*** Input data Section Begins ***
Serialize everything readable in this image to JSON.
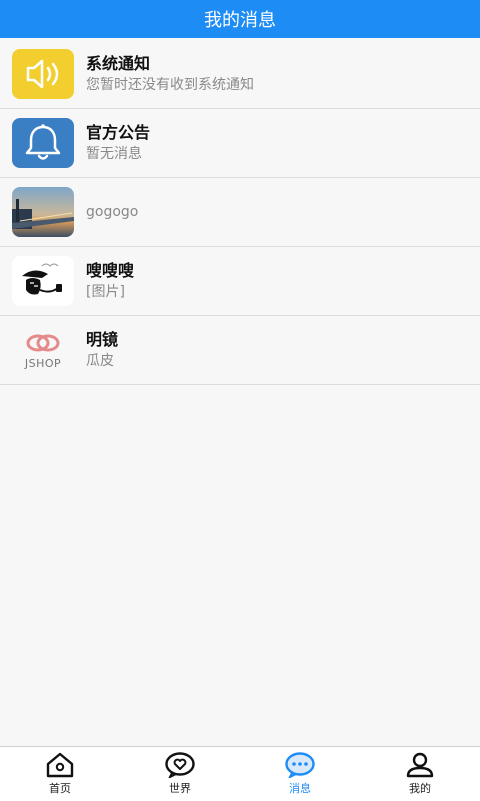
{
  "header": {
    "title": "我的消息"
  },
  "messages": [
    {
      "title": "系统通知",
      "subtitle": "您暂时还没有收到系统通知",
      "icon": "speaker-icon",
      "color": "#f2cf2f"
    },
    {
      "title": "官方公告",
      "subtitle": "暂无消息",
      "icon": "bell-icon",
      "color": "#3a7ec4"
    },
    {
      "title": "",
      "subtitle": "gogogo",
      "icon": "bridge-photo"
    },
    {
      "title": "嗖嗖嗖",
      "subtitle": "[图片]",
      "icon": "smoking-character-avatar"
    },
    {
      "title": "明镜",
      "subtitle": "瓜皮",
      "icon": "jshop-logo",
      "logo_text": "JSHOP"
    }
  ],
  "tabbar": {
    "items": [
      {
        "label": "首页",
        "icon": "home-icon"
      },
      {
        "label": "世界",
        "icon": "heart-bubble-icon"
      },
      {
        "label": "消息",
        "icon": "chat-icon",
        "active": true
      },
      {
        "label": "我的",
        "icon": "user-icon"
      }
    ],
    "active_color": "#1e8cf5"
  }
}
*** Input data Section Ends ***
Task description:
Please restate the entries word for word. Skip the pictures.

Answer area:
Serialize everything readable in this image to JSON.
{
  "header": {
    "title": "我的消息"
  },
  "messages": [
    {
      "title": "系统通知",
      "subtitle": "您暂时还没有收到系统通知",
      "icon": "speaker-icon",
      "color": "#f2cf2f"
    },
    {
      "title": "官方公告",
      "subtitle": "暂无消息",
      "icon": "bell-icon",
      "color": "#3a7ec4"
    },
    {
      "title": "",
      "subtitle": "gogogo",
      "icon": "bridge-photo"
    },
    {
      "title": "嗖嗖嗖",
      "subtitle": "[图片]",
      "icon": "smoking-character-avatar"
    },
    {
      "title": "明镜",
      "subtitle": "瓜皮",
      "icon": "jshop-logo",
      "logo_text": "JSHOP"
    }
  ],
  "tabbar": {
    "items": [
      {
        "label": "首页",
        "icon": "home-icon"
      },
      {
        "label": "世界",
        "icon": "heart-bubble-icon"
      },
      {
        "label": "消息",
        "icon": "chat-icon",
        "active": true
      },
      {
        "label": "我的",
        "icon": "user-icon"
      }
    ],
    "active_color": "#1e8cf5"
  }
}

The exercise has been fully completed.